Exercise aim
Extract the text of each entry below exactly, leaving every image behind.

Data records for software interfaces
──────

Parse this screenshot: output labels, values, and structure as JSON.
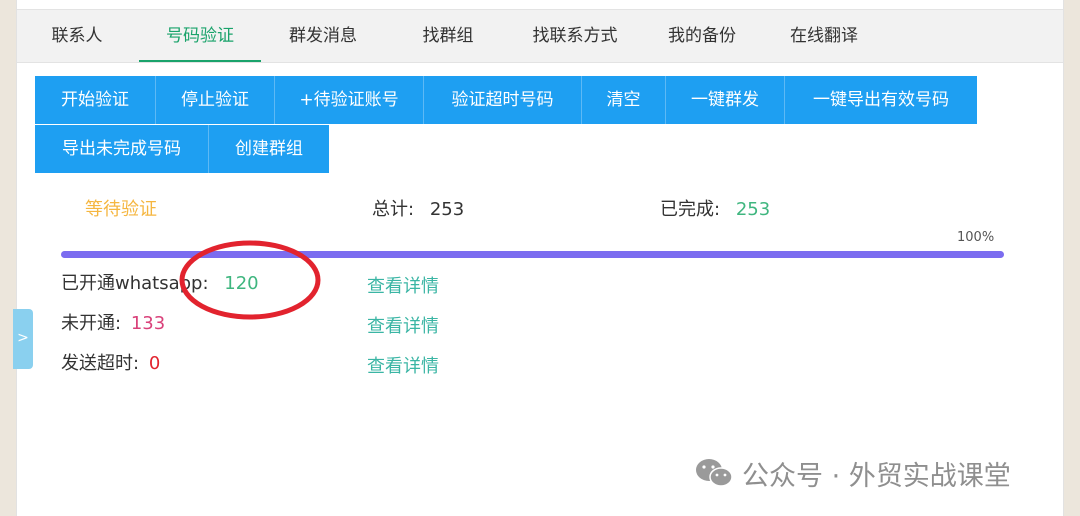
{
  "tabs": {
    "contacts": "联系人",
    "verify": "号码验证",
    "broadcast": "群发消息",
    "find_group": "找群组",
    "find_contact": "找联系方式",
    "backup": "我的备份",
    "translate": "在线翻译"
  },
  "toolbar": {
    "start": "开始验证",
    "stop": "停止验证",
    "add_pending": "+待验证账号",
    "timeout_numbers": "验证超时号码",
    "clear": "清空",
    "one_click_send": "一键群发",
    "export_valid": "一键导出有效号码",
    "export_incomplete": "导出未完成号码",
    "create_group": "创建群组"
  },
  "status": {
    "state": "等待验证",
    "total_label": "总计:",
    "total_value": "253",
    "done_label": "已完成:",
    "done_value": "253",
    "progress_percent": 100,
    "progress_text": "100%"
  },
  "results": {
    "opened_label": "已开通whatsapp:",
    "opened_value": "120",
    "not_opened_label": "未开通:",
    "not_opened_value": "133",
    "timeout_label": "发送超时:",
    "timeout_value": "0",
    "detail_link": "查看详情"
  },
  "side_tab": {
    "label": ">"
  },
  "watermark": {
    "text": "公众号 · 外贸实战课堂"
  },
  "colors": {
    "accent_green": "#1aa36b",
    "button_blue": "#1e9ff2",
    "progress": "#7b6cf0",
    "annotation_red": "#e2232e"
  }
}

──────

Solution for this exercise
Parse this screenshot: output labels, values, and structure as JSON.
{
  "tabs": {
    "contacts": "联系人",
    "verify": "号码验证",
    "broadcast": "群发消息",
    "find_group": "找群组",
    "find_contact": "找联系方式",
    "backup": "我的备份",
    "translate": "在线翻译"
  },
  "toolbar": {
    "start": "开始验证",
    "stop": "停止验证",
    "add_pending": "+待验证账号",
    "timeout_numbers": "验证超时号码",
    "clear": "清空",
    "one_click_send": "一键群发",
    "export_valid": "一键导出有效号码",
    "export_incomplete": "导出未完成号码",
    "create_group": "创建群组"
  },
  "status": {
    "state": "等待验证",
    "total_label": "总计:",
    "total_value": "253",
    "done_label": "已完成:",
    "done_value": "253",
    "progress_percent": 100,
    "progress_text": "100%"
  },
  "results": {
    "opened_label": "已开通whatsapp:",
    "opened_value": "120",
    "not_opened_label": "未开通:",
    "not_opened_value": "133",
    "timeout_label": "发送超时:",
    "timeout_value": "0",
    "detail_link": "查看详情"
  },
  "side_tab": {
    "label": ">"
  },
  "watermark": {
    "text": "公众号 · 外贸实战课堂"
  },
  "colors": {
    "accent_green": "#1aa36b",
    "button_blue": "#1e9ff2",
    "progress": "#7b6cf0",
    "annotation_red": "#e2232e"
  }
}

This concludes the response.